(Items from an interface collection)
BEGIN

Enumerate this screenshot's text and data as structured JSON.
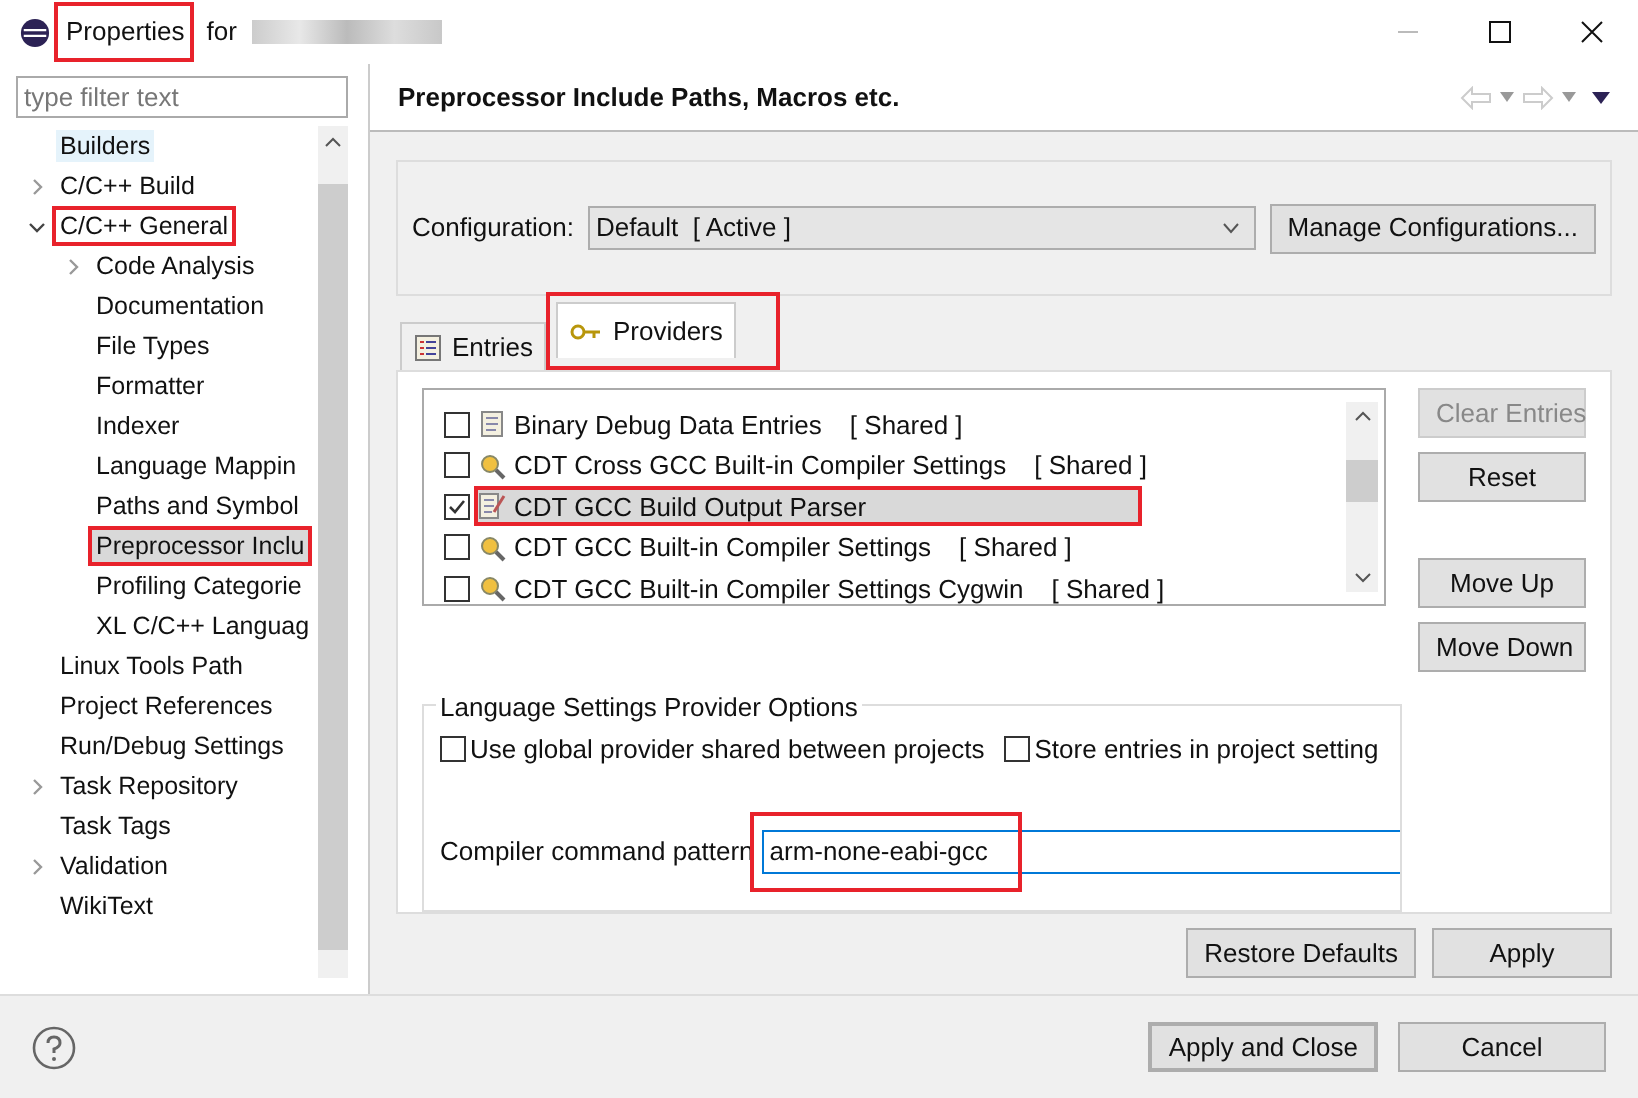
{
  "window": {
    "title": "Properties",
    "title_suffix": "for",
    "title_annotated": true
  },
  "filter": {
    "placeholder": "type filter text"
  },
  "tree": [
    {
      "label": "Builders",
      "selected": false,
      "highlighted": true,
      "annotated": false
    },
    {
      "label": "C/C++ Build",
      "selected": false,
      "highlighted": false,
      "annotated": false,
      "expanded": false
    },
    {
      "label": "C/C++ General",
      "selected": false,
      "highlighted": false,
      "annotated": true,
      "expanded": true,
      "children": [
        {
          "label": "Code Analysis",
          "selected": false,
          "highlighted": false,
          "annotated": false,
          "expanded": false
        },
        {
          "label": "Documentation",
          "selected": false,
          "highlighted": false,
          "annotated": false
        },
        {
          "label": "File Types",
          "selected": false,
          "highlighted": false,
          "annotated": false
        },
        {
          "label": "Formatter",
          "selected": false,
          "highlighted": false,
          "annotated": false
        },
        {
          "label": "Indexer",
          "selected": false,
          "highlighted": false,
          "annotated": false
        },
        {
          "label": "Language Mappin",
          "selected": false,
          "highlighted": false,
          "annotated": false
        },
        {
          "label": "Paths and Symbol",
          "selected": false,
          "highlighted": false,
          "annotated": false
        },
        {
          "label": "Preprocessor Inclu",
          "selected": true,
          "highlighted": false,
          "annotated": true
        },
        {
          "label": "Profiling Categorie",
          "selected": false,
          "highlighted": false,
          "annotated": false
        },
        {
          "label": "XL C/C++ Languag",
          "selected": false,
          "highlighted": false,
          "annotated": false
        }
      ]
    },
    {
      "label": "Linux Tools Path",
      "selected": false,
      "highlighted": false,
      "annotated": false
    },
    {
      "label": "Project References",
      "selected": false,
      "highlighted": false,
      "annotated": false
    },
    {
      "label": "Run/Debug Settings",
      "selected": false,
      "highlighted": false,
      "annotated": false
    },
    {
      "label": "Task Repository",
      "selected": false,
      "highlighted": false,
      "annotated": false,
      "expanded": false
    },
    {
      "label": "Task Tags",
      "selected": false,
      "highlighted": false,
      "annotated": false
    },
    {
      "label": "Validation",
      "selected": false,
      "highlighted": false,
      "annotated": false,
      "expanded": false
    },
    {
      "label": "WikiText",
      "selected": false,
      "highlighted": false,
      "annotated": false
    }
  ],
  "page": {
    "title": "Preprocessor Include Paths, Macros etc."
  },
  "configuration": {
    "label": "Configuration:",
    "value": "Default  [ Active ]",
    "manage_button": "Manage Configurations..."
  },
  "tabs": [
    {
      "label": "Entries",
      "selected": false,
      "annotated": false,
      "kind": "entries"
    },
    {
      "label": "Providers",
      "selected": true,
      "annotated": true,
      "kind": "providers"
    }
  ],
  "providers": [
    {
      "name": "Binary Debug Data Entries",
      "tag": "[ Shared ]",
      "checked": false,
      "selected": false,
      "annotated": false,
      "kind": "document"
    },
    {
      "name": "CDT Cross GCC Built-in Compiler Settings",
      "tag": "[ Shared ]",
      "checked": false,
      "selected": false,
      "annotated": false,
      "kind": "builtin"
    },
    {
      "name": "CDT GCC Build Output Parser",
      "checked": true,
      "selected": true,
      "annotated": true,
      "kind": "parser"
    },
    {
      "name": "CDT GCC Built-in Compiler Settings",
      "tag": "[ Shared ]",
      "checked": false,
      "selected": false,
      "annotated": false,
      "kind": "builtin"
    },
    {
      "name": "CDT GCC Built-in Compiler Settings Cygwin",
      "tag": "[ Shared ]",
      "checked": false,
      "selected": false,
      "annotated": false,
      "kind": "builtin"
    }
  ],
  "side_buttons": [
    {
      "label": "Clear Entries",
      "disabled": true
    },
    {
      "label": "Reset",
      "disabled": false
    },
    {
      "label": "Move Up",
      "disabled": false
    },
    {
      "label": "Move Down",
      "disabled": false
    }
  ],
  "options": {
    "title": "Language Settings Provider Options",
    "checkboxes": [
      {
        "label": "Use global provider shared between projects",
        "checked": false
      },
      {
        "label": "Store entries in project setting",
        "checked": false
      }
    ],
    "pattern_label": "Compiler command pattern",
    "pattern_value": "arm-none-eabi-gcc",
    "pattern_annotated": true
  },
  "page_buttons": [
    "Restore Defaults",
    "Apply"
  ],
  "dialog_buttons": [
    {
      "label": "Apply and Close",
      "default": true
    },
    {
      "label": "Cancel",
      "default": false
    }
  ]
}
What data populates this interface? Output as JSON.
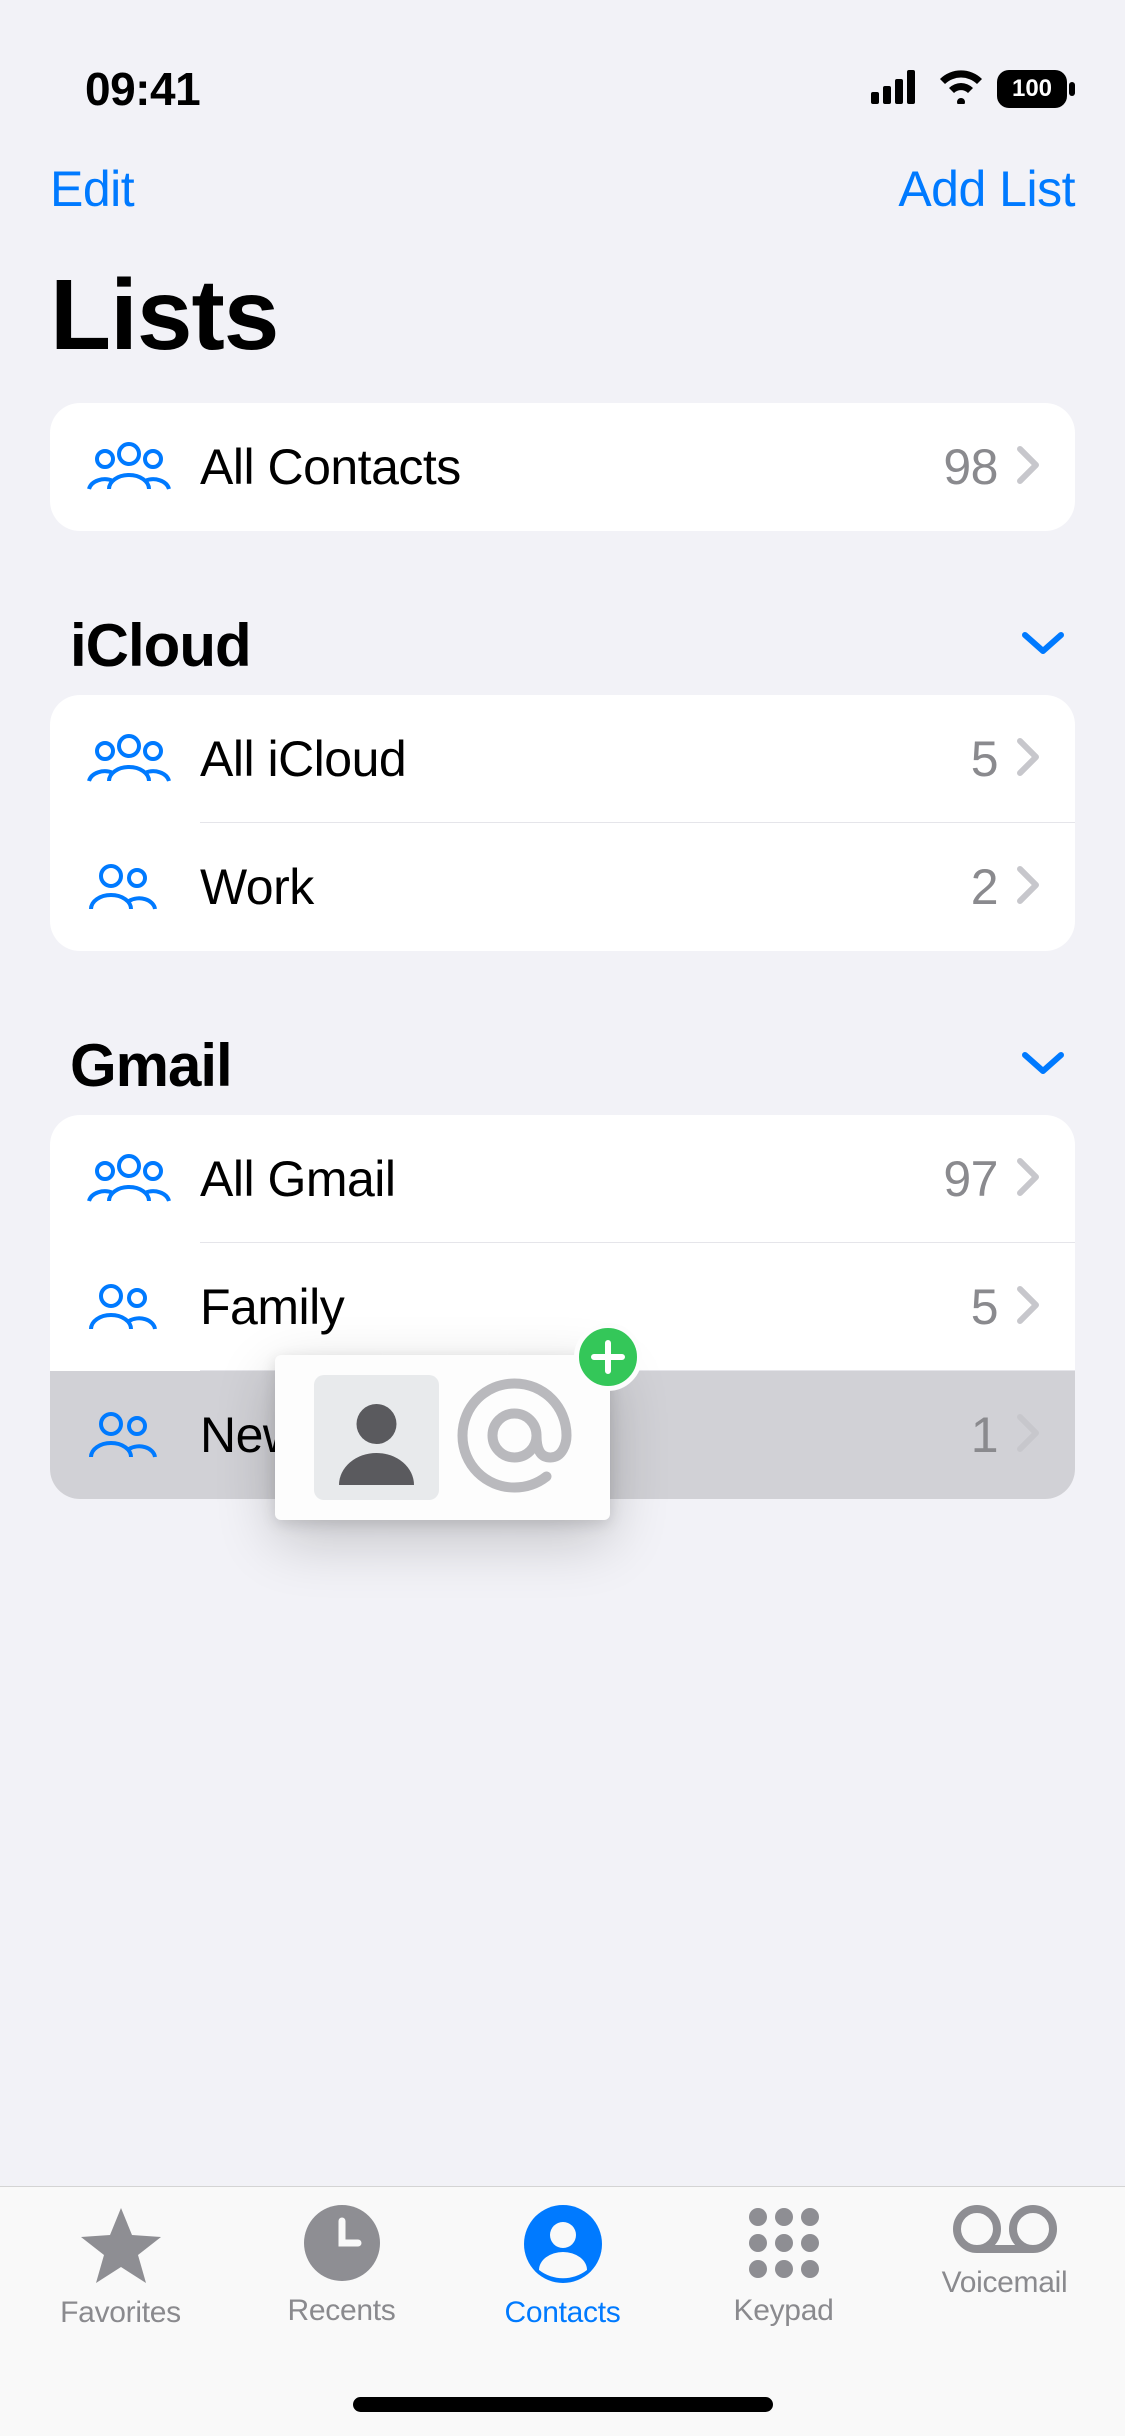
{
  "status": {
    "time": "09:41",
    "battery": "100"
  },
  "nav": {
    "edit": "Edit",
    "add_list": "Add List"
  },
  "title": "Lists",
  "all_contacts": {
    "label": "All Contacts",
    "count": "98"
  },
  "sections": [
    {
      "title": "iCloud",
      "items": [
        {
          "icon": "three",
          "label": "All iCloud",
          "count": "5"
        },
        {
          "icon": "two",
          "label": "Work",
          "count": "2"
        }
      ]
    },
    {
      "title": "Gmail",
      "items": [
        {
          "icon": "three",
          "label": "All Gmail",
          "count": "97"
        },
        {
          "icon": "two",
          "label": "Family",
          "count": "5"
        },
        {
          "icon": "two",
          "label": "New",
          "count": "1",
          "highlight": true
        }
      ]
    }
  ],
  "tabs": {
    "favorites": "Favorites",
    "recents": "Recents",
    "contacts": "Contacts",
    "keypad": "Keypad",
    "voicemail": "Voicemail"
  }
}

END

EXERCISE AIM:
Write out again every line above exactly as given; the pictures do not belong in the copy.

WRITTEN ANSWER:
Enumerate this screenshot's text and data as structured JSON.
{
  "window": {
    "title": "Properties",
    "title_suffix": "for",
    "title_annotated": true
  },
  "filter": {
    "placeholder": "type filter text"
  },
  "tree": [
    {
      "label": "Builders",
      "selected": false,
      "highlighted": true,
      "annotated": false
    },
    {
      "label": "C/C++ Build",
      "selected": false,
      "highlighted": false,
      "annotated": false,
      "expanded": false
    },
    {
      "label": "C/C++ General",
      "selected": false,
      "highlighted": false,
      "annotated": true,
      "expanded": true,
      "children": [
        {
          "label": "Code Analysis",
          "selected": false,
          "highlighted": false,
          "annotated": false,
          "expanded": false
        },
        {
          "label": "Documentation",
          "selected": false,
          "highlighted": false,
          "annotated": false
        },
        {
          "label": "File Types",
          "selected": false,
          "highlighted": false,
          "annotated": false
        },
        {
          "label": "Formatter",
          "selected": false,
          "highlighted": false,
          "annotated": false
        },
        {
          "label": "Indexer",
          "selected": false,
          "highlighted": false,
          "annotated": false
        },
        {
          "label": "Language Mappin",
          "selected": false,
          "highlighted": false,
          "annotated": false
        },
        {
          "label": "Paths and Symbol",
          "selected": false,
          "highlighted": false,
          "annotated": false
        },
        {
          "label": "Preprocessor Inclu",
          "selected": true,
          "highlighted": false,
          "annotated": true
        },
        {
          "label": "Profiling Categorie",
          "selected": false,
          "highlighted": false,
          "annotated": false
        },
        {
          "label": "XL C/C++ Languag",
          "selected": false,
          "highlighted": false,
          "annotated": false
        }
      ]
    },
    {
      "label": "Linux Tools Path",
      "selected": false,
      "highlighted": false,
      "annotated": false
    },
    {
      "label": "Project References",
      "selected": false,
      "highlighted": false,
      "annotated": false
    },
    {
      "label": "Run/Debug Settings",
      "selected": false,
      "highlighted": false,
      "annotated": false
    },
    {
      "label": "Task Repository",
      "selected": false,
      "highlighted": false,
      "annotated": false,
      "expanded": false
    },
    {
      "label": "Task Tags",
      "selected": false,
      "highlighted": false,
      "annotated": false
    },
    {
      "label": "Validation",
      "selected": false,
      "highlighted": false,
      "annotated": false,
      "expanded": false
    },
    {
      "label": "WikiText",
      "selected": false,
      "highlighted": false,
      "annotated": false
    }
  ],
  "page": {
    "title": "Preprocessor Include Paths, Macros etc."
  },
  "configuration": {
    "label": "Configuration:",
    "value": "Default  [ Active ]",
    "manage_button": "Manage Configurations..."
  },
  "tabs": [
    {
      "label": "Entries",
      "selected": false,
      "annotated": false,
      "kind": "entries"
    },
    {
      "label": "Providers",
      "selected": true,
      "annotated": true,
      "kind": "providers"
    }
  ],
  "providers": [
    {
      "name": "Binary Debug Data Entries",
      "tag": "[ Shared ]",
      "checked": false,
      "selected": false,
      "annotated": false,
      "kind": "document"
    },
    {
      "name": "CDT Cross GCC Built-in Compiler Settings",
      "tag": "[ Shared ]",
      "checked": false,
      "selected": false,
      "annotated": false,
      "kind": "builtin"
    },
    {
      "name": "CDT GCC Build Output Parser",
      "checked": true,
      "selected": true,
      "annotated": true,
      "kind": "parser"
    },
    {
      "name": "CDT GCC Built-in Compiler Settings",
      "tag": "[ Shared ]",
      "checked": false,
      "selected": false,
      "annotated": false,
      "kind": "builtin"
    },
    {
      "name": "CDT GCC Built-in Compiler Settings Cygwin",
      "tag": "[ Shared ]",
      "checked": false,
      "selected": false,
      "annotated": false,
      "kind": "builtin"
    }
  ],
  "side_buttons": [
    {
      "label": "Clear Entries",
      "disabled": true
    },
    {
      "label": "Reset",
      "disabled": false
    },
    {
      "label": "Move Up",
      "disabled": false
    },
    {
      "label": "Move Down",
      "disabled": false
    }
  ],
  "options": {
    "title": "Language Settings Provider Options",
    "checkboxes": [
      {
        "label": "Use global provider shared between projects",
        "checked": false
      },
      {
        "label": "Store entries in project setting",
        "checked": false
      }
    ],
    "pattern_label": "Compiler command pattern",
    "pattern_value": "arm-none-eabi-gcc",
    "pattern_annotated": true
  },
  "page_buttons": [
    "Restore Defaults",
    "Apply"
  ],
  "dialog_buttons": [
    {
      "label": "Apply and Close",
      "default": true
    },
    {
      "label": "Cancel",
      "default": false
    }
  ]
}
What data populates this interface? Output as JSON.
{
  "status": {
    "time": "09:41",
    "battery": "100"
  },
  "nav": {
    "edit": "Edit",
    "add_list": "Add List"
  },
  "title": "Lists",
  "all_contacts": {
    "label": "All Contacts",
    "count": "98"
  },
  "sections": [
    {
      "title": "iCloud",
      "items": [
        {
          "icon": "three",
          "label": "All iCloud",
          "count": "5"
        },
        {
          "icon": "two",
          "label": "Work",
          "count": "2"
        }
      ]
    },
    {
      "title": "Gmail",
      "items": [
        {
          "icon": "three",
          "label": "All Gmail",
          "count": "97"
        },
        {
          "icon": "two",
          "label": "Family",
          "count": "5"
        },
        {
          "icon": "two",
          "label": "New",
          "count": "1",
          "highlight": true
        }
      ]
    }
  ],
  "tabs": {
    "favorites": "Favorites",
    "recents": "Recents",
    "contacts": "Contacts",
    "keypad": "Keypad",
    "voicemail": "Voicemail"
  }
}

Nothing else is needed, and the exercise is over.